Britannia forayed into the dairy business as a diversification move in 1997. Its first offering, Milkman Butter, just managed a 5% share. The dairy business claims a 10% share in Britannia's topline. The company had drawn up plans to atleast capture 5% of the overall fresh milk market estimated by Britannia at Rs 420 bn. Extending the product portfolio beyond cheese, dairy whitener and butter, Britannia entered the fresh milk segment in 2001. In the dairy whitener, the company has managed to capture a significant market share.

Nestle India with its Everyday dairy whitener has established its brand well. It has also entered into the market with its Nestle Pure Milk and, of course, a product in its niche area, Nescafe Frappe. Having earlier launched UHT milk, Nestle is concentrating on expanding its reach. Its plans covered Rs 800 mn investment in its Moga (Punjab) facility. New product segments like butter, yoghurt and flavoured milk were also on the cards.

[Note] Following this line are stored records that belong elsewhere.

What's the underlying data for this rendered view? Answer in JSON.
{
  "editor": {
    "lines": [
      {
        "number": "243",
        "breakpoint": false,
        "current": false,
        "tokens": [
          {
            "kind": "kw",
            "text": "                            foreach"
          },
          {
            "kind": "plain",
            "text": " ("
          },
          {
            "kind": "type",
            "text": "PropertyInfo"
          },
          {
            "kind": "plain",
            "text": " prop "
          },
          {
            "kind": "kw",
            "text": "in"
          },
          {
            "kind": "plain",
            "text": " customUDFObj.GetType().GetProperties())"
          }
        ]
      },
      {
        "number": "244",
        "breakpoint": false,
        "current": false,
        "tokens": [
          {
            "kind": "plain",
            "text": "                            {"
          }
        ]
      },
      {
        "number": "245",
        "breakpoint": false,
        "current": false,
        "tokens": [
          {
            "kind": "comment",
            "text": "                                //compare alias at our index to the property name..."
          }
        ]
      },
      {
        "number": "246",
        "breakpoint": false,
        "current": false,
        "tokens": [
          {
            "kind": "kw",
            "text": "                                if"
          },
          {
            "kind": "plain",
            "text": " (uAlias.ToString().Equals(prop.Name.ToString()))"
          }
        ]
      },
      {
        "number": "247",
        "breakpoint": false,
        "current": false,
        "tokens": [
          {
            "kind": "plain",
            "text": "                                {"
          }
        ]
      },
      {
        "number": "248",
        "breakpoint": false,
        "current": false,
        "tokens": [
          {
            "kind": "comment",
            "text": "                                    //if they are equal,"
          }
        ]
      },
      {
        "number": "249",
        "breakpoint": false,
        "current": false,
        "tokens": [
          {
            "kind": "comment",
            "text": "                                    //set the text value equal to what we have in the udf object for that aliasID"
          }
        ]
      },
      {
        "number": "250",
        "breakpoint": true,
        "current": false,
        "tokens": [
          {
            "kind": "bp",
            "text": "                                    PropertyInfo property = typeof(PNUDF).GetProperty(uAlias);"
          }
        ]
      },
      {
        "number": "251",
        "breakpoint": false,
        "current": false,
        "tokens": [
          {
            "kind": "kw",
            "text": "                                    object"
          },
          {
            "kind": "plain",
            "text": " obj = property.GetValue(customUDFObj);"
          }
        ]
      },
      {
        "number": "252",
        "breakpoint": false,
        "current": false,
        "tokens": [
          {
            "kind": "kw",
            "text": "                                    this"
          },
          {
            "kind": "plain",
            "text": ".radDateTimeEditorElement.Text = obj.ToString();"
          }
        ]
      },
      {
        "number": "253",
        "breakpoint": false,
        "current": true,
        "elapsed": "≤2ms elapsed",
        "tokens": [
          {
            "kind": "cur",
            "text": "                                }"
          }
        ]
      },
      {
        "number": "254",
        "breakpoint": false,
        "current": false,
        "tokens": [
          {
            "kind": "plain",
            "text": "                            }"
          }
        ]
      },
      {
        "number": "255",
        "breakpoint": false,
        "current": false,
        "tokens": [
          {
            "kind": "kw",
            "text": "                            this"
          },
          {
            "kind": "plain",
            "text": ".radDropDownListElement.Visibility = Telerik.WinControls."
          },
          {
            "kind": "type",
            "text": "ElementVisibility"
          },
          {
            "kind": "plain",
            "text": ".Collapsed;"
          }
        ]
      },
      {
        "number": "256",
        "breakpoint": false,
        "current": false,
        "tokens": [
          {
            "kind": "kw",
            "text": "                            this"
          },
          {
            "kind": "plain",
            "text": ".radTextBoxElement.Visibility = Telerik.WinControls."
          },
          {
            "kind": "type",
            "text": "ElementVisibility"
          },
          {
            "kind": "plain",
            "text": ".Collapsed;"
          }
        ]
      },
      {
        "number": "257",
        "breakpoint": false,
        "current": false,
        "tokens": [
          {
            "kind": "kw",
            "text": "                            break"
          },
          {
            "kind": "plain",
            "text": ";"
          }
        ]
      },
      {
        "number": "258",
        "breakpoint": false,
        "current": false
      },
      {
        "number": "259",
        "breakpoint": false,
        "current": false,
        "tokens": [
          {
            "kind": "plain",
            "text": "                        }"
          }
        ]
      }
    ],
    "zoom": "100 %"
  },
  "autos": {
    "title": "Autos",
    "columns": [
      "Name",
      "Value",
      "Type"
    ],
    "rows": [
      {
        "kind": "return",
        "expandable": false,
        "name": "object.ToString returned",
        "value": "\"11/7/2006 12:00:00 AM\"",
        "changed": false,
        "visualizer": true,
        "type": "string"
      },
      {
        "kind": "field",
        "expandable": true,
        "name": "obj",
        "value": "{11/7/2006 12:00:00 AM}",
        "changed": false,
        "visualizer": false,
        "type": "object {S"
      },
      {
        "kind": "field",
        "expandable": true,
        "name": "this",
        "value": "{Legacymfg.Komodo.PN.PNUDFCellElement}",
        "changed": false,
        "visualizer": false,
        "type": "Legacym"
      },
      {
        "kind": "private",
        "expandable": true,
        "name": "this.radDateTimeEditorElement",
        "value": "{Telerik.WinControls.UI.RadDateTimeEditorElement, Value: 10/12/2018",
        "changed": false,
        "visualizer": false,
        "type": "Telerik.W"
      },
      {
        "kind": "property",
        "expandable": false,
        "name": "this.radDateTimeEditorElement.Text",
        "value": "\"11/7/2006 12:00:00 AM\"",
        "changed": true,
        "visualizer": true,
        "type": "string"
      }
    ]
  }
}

While Sapan characterises it as Dairy Special (instant milk mix for tea and coffee), Vijaya is the only UHT processed milk homogenised brand sold in the market in 200 ml and one litre tetrapack. All the rest, Amulya, Meadow, Mohan, Parag and Shweta dairy whiteners are in the form of powders. Mohan also markets a non-dairy whitener alongside its dairy type product.

Since India is a major consumer of tea and coffee, it would be a very large market if only the price was not a constraint. In addition to domestic consumption, the whiteners/creamers find a high level of institutional acceptance, especially by railways, hotels and restaurants, airlines, hospitals and nursing homes and corporate offices. The institutional market can be tapped first, in particular, the airlines, railways and hotels. The penetration can then be extended to the household sector. The potential for exports, especially to neighboring countries and the countries in the Middle East, the Gulf and Africa, also exist and could be exploited.

Dairy Whiteners / Creamers

Demand: Past & Future

Year

th MT

1990-91

80

1991-92

83

1992-93

85

1993-94

86

1994-95

89

1995-96

91

1996-97

99

1997-98

95

1998-99

135

1999-00

183

2000-01

147

2001-02

160

2002-03

175

2003-04

190

2004-05

206

2005-06

224

2006-07

243

2007-08

263

2008-09

284

2009-10

307

2014-15

450

Lead Players

Nestle, Amul, Britannia, Dynamix Diary, Sterling Agro, Haryana Milk Foods, Mohan Food, Modern Dairy, K Dairy

Leading Brands

Amul, Sapan, Vijaya Spray, Meadow, Mohan, Parag, Shweta, Malkana, Gagan, White Magic, Every Day.

Market Growth Rates

1990-91 - 1996-97

3.6%

1996-97 - 2001-02

10.1%

2001-02 - 2006-07

8.7%

2004-05 - 2009-10

8.3%

2009-10 - 2014-15

8.0%

Source: Basic Animal Husbandry Statistics, 2004
* Source: Production Estimate of MILK, EGG, MEAT and WOOL of the year 2004-05
# Projected by state